** Records to process follows **
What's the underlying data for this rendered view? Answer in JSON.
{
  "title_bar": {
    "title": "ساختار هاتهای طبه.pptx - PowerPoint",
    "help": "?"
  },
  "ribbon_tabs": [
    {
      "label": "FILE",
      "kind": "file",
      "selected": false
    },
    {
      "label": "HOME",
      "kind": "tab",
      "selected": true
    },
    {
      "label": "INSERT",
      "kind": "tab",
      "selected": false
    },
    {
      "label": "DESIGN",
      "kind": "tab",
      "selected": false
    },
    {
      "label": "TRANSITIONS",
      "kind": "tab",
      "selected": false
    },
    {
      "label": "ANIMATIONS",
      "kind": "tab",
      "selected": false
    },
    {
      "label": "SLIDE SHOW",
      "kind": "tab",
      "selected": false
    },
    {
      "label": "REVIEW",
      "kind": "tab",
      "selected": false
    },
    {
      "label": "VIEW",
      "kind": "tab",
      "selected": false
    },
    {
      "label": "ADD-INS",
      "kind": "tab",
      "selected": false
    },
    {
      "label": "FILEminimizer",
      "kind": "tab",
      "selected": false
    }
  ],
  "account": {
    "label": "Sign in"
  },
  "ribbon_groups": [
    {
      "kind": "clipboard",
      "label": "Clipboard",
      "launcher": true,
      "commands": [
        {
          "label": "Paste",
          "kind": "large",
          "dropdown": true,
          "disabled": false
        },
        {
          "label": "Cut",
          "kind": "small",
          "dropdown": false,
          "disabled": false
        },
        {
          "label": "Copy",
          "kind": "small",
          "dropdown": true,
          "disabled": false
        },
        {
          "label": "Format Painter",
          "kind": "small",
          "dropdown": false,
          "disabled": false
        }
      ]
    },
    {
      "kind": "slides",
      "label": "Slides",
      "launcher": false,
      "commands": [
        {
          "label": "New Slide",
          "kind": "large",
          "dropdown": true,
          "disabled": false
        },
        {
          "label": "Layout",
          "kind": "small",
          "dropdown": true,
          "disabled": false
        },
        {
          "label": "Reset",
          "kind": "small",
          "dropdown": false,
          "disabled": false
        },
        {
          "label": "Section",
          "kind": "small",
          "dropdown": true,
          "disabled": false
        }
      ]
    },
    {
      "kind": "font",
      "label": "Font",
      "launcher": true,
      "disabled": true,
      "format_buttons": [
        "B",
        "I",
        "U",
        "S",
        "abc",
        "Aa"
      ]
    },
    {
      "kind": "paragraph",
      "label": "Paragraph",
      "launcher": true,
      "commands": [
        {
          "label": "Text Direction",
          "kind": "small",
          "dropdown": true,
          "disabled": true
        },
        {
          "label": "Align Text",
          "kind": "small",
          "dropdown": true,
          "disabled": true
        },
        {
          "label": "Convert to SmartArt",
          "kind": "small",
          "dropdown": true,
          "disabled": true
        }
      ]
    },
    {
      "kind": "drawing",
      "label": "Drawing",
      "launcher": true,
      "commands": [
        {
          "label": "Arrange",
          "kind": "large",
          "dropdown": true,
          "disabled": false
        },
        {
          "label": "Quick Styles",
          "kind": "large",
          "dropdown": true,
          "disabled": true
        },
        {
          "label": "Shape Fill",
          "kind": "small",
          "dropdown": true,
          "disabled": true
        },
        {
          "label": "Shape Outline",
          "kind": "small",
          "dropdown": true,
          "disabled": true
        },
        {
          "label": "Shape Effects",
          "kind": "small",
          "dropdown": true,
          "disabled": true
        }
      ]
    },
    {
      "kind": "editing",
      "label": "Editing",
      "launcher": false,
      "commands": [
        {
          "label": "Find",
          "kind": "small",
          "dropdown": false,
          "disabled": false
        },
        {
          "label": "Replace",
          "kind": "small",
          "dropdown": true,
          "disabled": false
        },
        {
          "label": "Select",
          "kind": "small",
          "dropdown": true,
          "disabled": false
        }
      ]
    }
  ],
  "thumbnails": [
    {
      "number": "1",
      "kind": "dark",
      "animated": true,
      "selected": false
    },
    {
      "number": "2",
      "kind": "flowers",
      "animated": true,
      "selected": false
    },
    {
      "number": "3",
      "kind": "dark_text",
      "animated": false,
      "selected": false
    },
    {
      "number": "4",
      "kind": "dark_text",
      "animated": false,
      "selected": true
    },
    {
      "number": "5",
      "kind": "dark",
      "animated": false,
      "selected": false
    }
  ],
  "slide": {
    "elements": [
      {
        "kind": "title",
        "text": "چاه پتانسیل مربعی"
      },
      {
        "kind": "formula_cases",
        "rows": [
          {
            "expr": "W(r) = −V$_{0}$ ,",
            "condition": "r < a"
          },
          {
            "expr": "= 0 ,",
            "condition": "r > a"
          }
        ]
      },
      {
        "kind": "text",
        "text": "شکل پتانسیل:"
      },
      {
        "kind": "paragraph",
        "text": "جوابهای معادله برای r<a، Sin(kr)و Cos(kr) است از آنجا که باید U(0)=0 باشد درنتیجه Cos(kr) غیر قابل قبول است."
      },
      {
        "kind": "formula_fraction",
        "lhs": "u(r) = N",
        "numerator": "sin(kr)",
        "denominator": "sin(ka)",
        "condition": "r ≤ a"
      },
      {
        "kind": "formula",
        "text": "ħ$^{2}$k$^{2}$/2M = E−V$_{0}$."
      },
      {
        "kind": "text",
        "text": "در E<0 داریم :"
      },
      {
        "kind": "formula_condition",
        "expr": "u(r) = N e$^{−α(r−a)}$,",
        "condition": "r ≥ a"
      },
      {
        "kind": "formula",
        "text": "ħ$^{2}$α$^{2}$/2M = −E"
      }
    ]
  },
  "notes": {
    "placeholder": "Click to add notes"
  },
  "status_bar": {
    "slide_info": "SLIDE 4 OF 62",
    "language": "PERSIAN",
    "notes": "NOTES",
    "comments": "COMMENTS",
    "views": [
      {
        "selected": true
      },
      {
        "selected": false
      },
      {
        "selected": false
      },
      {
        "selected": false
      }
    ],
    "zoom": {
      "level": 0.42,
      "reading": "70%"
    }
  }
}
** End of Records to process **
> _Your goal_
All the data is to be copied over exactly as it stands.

> _Answer for this exercise_
What's the underlying data for this rendered view? Answer in JSON.
{
  "title_bar": {
    "title": "ساختار هاتهای طبه.pptx - PowerPoint",
    "help": "?"
  },
  "ribbon_tabs": [
    {
      "label": "FILE",
      "kind": "file",
      "selected": false
    },
    {
      "label": "HOME",
      "kind": "tab",
      "selected": true
    },
    {
      "label": "INSERT",
      "kind": "tab",
      "selected": false
    },
    {
      "label": "DESIGN",
      "kind": "tab",
      "selected": false
    },
    {
      "label": "TRANSITIONS",
      "kind": "tab",
      "selected": false
    },
    {
      "label": "ANIMATIONS",
      "kind": "tab",
      "selected": false
    },
    {
      "label": "SLIDE SHOW",
      "kind": "tab",
      "selected": false
    },
    {
      "label": "REVIEW",
      "kind": "tab",
      "selected": false
    },
    {
      "label": "VIEW",
      "kind": "tab",
      "selected": false
    },
    {
      "label": "ADD-INS",
      "kind": "tab",
      "selected": false
    },
    {
      "label": "FILEminimizer",
      "kind": "tab",
      "selected": false
    }
  ],
  "account": {
    "label": "Sign in"
  },
  "ribbon_groups": [
    {
      "kind": "clipboard",
      "label": "Clipboard",
      "launcher": true,
      "commands": [
        {
          "label": "Paste",
          "kind": "large",
          "dropdown": true,
          "disabled": false
        },
        {
          "label": "Cut",
          "kind": "small",
          "dropdown": false,
          "disabled": false
        },
        {
          "label": "Copy",
          "kind": "small",
          "dropdown": true,
          "disabled": false
        },
        {
          "label": "Format Painter",
          "kind": "small",
          "dropdown": false,
          "disabled": false
        }
      ]
    },
    {
      "kind": "slides",
      "label": "Slides",
      "launcher": false,
      "commands": [
        {
          "label": "New Slide",
          "kind": "large",
          "dropdown": true,
          "disabled": false
        },
        {
          "label": "Layout",
          "kind": "small",
          "dropdown": true,
          "disabled": false
        },
        {
          "label": "Reset",
          "kind": "small",
          "dropdown": false,
          "disabled": false
        },
        {
          "label": "Section",
          "kind": "small",
          "dropdown": true,
          "disabled": false
        }
      ]
    },
    {
      "kind": "font",
      "label": "Font",
      "launcher": true,
      "disabled": true,
      "format_buttons": [
        "B",
        "I",
        "U",
        "S",
        "abc",
        "Aa"
      ]
    },
    {
      "kind": "paragraph",
      "label": "Paragraph",
      "launcher": true,
      "commands": [
        {
          "label": "Text Direction",
          "kind": "small",
          "dropdown": true,
          "disabled": true
        },
        {
          "label": "Align Text",
          "kind": "small",
          "dropdown": true,
          "disabled": true
        },
        {
          "label": "Convert to SmartArt",
          "kind": "small",
          "dropdown": true,
          "disabled": true
        }
      ]
    },
    {
      "kind": "drawing",
      "label": "Drawing",
      "launcher": true,
      "commands": [
        {
          "label": "Arrange",
          "kind": "large",
          "dropdown": true,
          "disabled": false
        },
        {
          "label": "Quick Styles",
          "kind": "large",
          "dropdown": true,
          "disabled": true
        },
        {
          "label": "Shape Fill",
          "kind": "small",
          "dropdown": true,
          "disabled": true
        },
        {
          "label": "Shape Outline",
          "kind": "small",
          "dropdown": true,
          "disabled": true
        },
        {
          "label": "Shape Effects",
          "kind": "small",
          "dropdown": true,
          "disabled": true
        }
      ]
    },
    {
      "kind": "editing",
      "label": "Editing",
      "launcher": false,
      "commands": [
        {
          "label": "Find",
          "kind": "small",
          "dropdown": false,
          "disabled": false
        },
        {
          "label": "Replace",
          "kind": "small",
          "dropdown": true,
          "disabled": false
        },
        {
          "label": "Select",
          "kind": "small",
          "dropdown": true,
          "disabled": false
        }
      ]
    }
  ],
  "thumbnails": [
    {
      "number": "1",
      "kind": "dark",
      "animated": true,
      "selected": false
    },
    {
      "number": "2",
      "kind": "flowers",
      "animated": true,
      "selected": false
    },
    {
      "number": "3",
      "kind": "dark_text",
      "animated": false,
      "selected": false
    },
    {
      "number": "4",
      "kind": "dark_text",
      "animated": false,
      "selected": true
    },
    {
      "number": "5",
      "kind": "dark",
      "animated": false,
      "selected": false
    }
  ],
  "slide": {
    "elements": [
      {
        "kind": "title",
        "text": "چاه پتانسیل مربعی"
      },
      {
        "kind": "formula_cases",
        "rows": [
          {
            "expr": "W(r) = −V$_{0}$ ,",
            "condition": "r < a"
          },
          {
            "expr": "= 0 ,",
            "condition": "r > a"
          }
        ]
      },
      {
        "kind": "text",
        "text": "شکل پتانسیل:"
      },
      {
        "kind": "paragraph",
        "text": "جوابهای معادله برای r<a، Sin(kr)و Cos(kr) است از آنجا که باید U(0)=0 باشد درنتیجه Cos(kr) غیر قابل قبول است."
      },
      {
        "kind": "formula_fraction",
        "lhs": "u(r) = N",
        "numerator": "sin(kr)",
        "denominator": "sin(ka)",
        "condition": "r ≤ a"
      },
      {
        "kind": "formula",
        "text": "ħ$^{2}$k$^{2}$/2M = E−V$_{0}$."
      },
      {
        "kind": "text",
        "text": "در E<0 داریم :"
      },
      {
        "kind": "formula_condition",
        "expr": "u(r) = N e$^{−α(r−a)}$,",
        "condition": "r ≥ a"
      },
      {
        "kind": "formula",
        "text": "ħ$^{2}$α$^{2}$/2M = −E"
      }
    ]
  },
  "notes": {
    "placeholder": "Click to add notes"
  },
  "status_bar": {
    "slide_info": "SLIDE 4 OF 62",
    "language": "PERSIAN",
    "notes": "NOTES",
    "comments": "COMMENTS",
    "views": [
      {
        "selected": true
      },
      {
        "selected": false
      },
      {
        "selected": false
      },
      {
        "selected": false
      }
    ],
    "zoom": {
      "level": 0.42,
      "reading": "70%"
    }
  }
}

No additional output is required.